On a hot, oh so incredibly hot blistering day in Isla Mujeres, Mexico my cousin and I made our way to La Justicia Social Cocktaleria, a seafood restaurant owned and operated by the Isla Mujeres fishermen’s co-op. Every day the fresh catches are hauled in and patrons sit, toes nestled in the sand, waiting to eat the freshest seafood available.
My cousin and I followed suit and ordered the ceviche. The key to ceviche is it must be made with the freshest seafood possible. Here at the water’s edge we knew we wouldn’t be disappointed. We sat at our table happily sipping our beers while waiting for the red snapper ceviche to arrive. The server placed it on the table alongside a basket of tortilla chips. The ceviche was heavy with chunks of fresh red snapper, small shrimp and peppers and onions perfectly balanced with citrus. With every bite I appreciated the fishers and the sea. This delicious ode to place is so easy to make at home.
My ceviche features the addition of cucumber for texture, avocado for richness and a mix of lemon and lime juice so it’s not too tart. Sometimes I add small cooked shrimp, sometimes I don’t. I round out the meal with steamed ears of corn and tostadas. Grab a bottle of Tapatio, pour an IPA and dinner is done.
*8 oz. super fresh, sashimi grade firm white fish, cut into uniform chunks (I used halibut. Use any fish you like but it must be a meaty fish to hold up to the marinating.)
1/4 c. lemon or lime juice or a combination of the two
1/4 small onion, diced
1 large clove garlic, minced
1 medium tomato, seeded and diced
1/4 cucumber, sliced in half lengthwise, then in thirds, diced
1/4 large bell pepper, seeded and diced

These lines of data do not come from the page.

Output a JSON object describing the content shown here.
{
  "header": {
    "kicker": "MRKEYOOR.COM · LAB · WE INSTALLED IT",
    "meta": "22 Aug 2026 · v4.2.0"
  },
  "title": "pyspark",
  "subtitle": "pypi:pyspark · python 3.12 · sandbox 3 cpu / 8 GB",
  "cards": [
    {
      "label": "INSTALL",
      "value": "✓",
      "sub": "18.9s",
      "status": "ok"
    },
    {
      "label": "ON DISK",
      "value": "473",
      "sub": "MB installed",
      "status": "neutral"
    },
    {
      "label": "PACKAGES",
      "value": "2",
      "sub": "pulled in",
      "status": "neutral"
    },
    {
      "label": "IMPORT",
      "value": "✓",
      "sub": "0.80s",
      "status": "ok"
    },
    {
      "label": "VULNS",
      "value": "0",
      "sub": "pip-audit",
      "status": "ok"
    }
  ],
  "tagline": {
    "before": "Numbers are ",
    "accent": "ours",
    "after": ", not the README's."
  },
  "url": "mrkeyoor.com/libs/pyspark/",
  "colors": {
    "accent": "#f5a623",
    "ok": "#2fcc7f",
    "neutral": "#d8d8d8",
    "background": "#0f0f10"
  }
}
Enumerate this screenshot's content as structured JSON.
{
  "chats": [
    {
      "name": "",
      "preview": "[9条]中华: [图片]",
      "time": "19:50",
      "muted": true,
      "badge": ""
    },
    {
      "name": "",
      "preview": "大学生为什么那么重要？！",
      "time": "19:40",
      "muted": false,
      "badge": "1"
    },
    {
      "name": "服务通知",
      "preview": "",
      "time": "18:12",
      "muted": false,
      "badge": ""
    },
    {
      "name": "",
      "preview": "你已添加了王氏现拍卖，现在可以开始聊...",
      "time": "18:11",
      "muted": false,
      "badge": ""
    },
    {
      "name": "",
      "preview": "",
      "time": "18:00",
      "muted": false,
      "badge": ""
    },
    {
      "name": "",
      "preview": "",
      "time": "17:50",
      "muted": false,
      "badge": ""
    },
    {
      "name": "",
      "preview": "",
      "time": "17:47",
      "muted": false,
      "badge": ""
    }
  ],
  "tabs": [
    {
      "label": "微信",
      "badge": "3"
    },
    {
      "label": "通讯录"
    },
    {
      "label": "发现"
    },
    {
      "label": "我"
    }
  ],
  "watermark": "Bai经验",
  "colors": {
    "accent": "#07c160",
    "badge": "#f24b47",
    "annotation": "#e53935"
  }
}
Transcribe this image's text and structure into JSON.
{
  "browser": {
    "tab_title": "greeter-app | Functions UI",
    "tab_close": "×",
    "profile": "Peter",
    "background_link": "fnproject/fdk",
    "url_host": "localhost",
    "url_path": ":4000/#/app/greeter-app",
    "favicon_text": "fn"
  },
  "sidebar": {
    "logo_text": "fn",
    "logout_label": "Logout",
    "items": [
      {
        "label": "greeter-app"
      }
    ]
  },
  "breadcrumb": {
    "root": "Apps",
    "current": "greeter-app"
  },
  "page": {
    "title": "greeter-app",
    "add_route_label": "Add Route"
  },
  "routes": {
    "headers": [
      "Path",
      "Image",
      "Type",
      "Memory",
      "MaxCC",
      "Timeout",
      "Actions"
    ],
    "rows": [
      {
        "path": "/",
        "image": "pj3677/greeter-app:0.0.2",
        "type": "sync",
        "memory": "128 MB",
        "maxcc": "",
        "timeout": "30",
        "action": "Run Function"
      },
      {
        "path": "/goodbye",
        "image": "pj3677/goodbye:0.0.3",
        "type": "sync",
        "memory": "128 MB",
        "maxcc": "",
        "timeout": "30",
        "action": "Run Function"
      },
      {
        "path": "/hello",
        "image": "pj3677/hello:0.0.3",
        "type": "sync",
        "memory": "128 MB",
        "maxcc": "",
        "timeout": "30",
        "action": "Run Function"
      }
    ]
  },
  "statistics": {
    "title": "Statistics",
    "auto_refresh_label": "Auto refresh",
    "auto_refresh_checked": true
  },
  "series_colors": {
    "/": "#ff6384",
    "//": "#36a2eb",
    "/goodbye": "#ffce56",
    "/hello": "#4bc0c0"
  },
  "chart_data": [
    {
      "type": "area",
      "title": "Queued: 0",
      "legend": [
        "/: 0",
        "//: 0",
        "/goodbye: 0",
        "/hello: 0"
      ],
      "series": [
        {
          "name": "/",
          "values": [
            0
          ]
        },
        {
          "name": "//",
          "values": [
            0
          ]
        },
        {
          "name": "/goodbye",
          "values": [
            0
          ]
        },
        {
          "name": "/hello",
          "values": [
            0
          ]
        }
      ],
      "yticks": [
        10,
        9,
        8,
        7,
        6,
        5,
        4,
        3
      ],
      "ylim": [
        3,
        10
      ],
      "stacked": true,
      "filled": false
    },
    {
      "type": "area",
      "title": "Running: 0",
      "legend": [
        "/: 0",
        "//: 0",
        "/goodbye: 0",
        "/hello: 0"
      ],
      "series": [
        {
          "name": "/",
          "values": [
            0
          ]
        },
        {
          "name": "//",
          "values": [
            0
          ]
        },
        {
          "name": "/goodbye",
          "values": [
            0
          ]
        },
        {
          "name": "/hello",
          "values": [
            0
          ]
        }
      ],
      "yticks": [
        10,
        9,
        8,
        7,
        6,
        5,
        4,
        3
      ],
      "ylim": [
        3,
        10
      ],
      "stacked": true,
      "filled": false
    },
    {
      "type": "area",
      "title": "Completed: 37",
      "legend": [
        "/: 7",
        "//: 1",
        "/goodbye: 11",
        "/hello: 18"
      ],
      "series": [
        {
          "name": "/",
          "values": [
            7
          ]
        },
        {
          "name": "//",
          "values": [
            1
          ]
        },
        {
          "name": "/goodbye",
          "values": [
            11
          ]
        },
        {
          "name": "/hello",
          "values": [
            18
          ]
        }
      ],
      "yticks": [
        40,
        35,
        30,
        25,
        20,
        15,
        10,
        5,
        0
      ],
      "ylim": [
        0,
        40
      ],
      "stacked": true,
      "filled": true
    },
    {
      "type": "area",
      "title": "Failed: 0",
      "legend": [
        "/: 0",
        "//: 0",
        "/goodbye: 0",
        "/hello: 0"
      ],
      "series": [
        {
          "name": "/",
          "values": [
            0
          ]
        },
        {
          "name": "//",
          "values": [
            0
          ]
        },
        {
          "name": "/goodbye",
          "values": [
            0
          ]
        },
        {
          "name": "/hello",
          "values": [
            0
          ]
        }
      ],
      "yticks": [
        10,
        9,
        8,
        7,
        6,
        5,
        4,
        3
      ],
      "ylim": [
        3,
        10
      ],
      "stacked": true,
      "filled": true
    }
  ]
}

2 tsp. cilantro, roughly chopped
1 jalapeno, diced small, seeded if you prefer less heat
1/2 small avocado, diced
1. Place the fish, garlic and onion in a small bowl or Ziploc. Season with 1/4 tsp salt and pepper. Stir.
2. Add the lemon/lime juice to the fish and stir. You want as much surface area of the fish as possible making contact with the juice. Stir again and refrigerate 10 minutes.
3. Stir again and refrigerate 10 minutes more. (See note below re: cooking time. I use a 30 minute marinating time.)
3. Place all the remaining ingredients except the avocado into a serving bowl. Add the fish including the liquid. Season with 1/4 tsp. more salt and stir pushing the fish to the bottom. Refrigerate for 10 minutes more, for a total of 30 minutes.
4. Taste and adjust the seasonings if necessary. Lightly stir in the avocado and serve with tostados or tortilla chips.
* How long you cook the fish is up to you. I find it perfect at 30 minutes as it’s cooked on the outside but still quite soft. I enjoy sashimi so I only want the fish a few notches above that texture. The longer it stays in the citrus the firmer it will become. Some folks marinate it overnight but I find that results in dry flaky fish that breaks apart in the ceviche ruining what should be perfect bites. Taste a piece of the fish after 20 minutes and forego the final 10 minutes of marinating time if you are satisfied with the texture. Increase the time by 10 minute increments to find your perfect cook time. This recipe isn’t fussy. It’s not a problem if you “cook” the fish for an hour or two. It’s all about the texture you prefer but just remember the longer it marinates, the firmer and drier the fish.
Love seafood? Have you ever considered joining a Community Supported Fishery (CSF)? Here are some local options to bring fresh seafood to your door.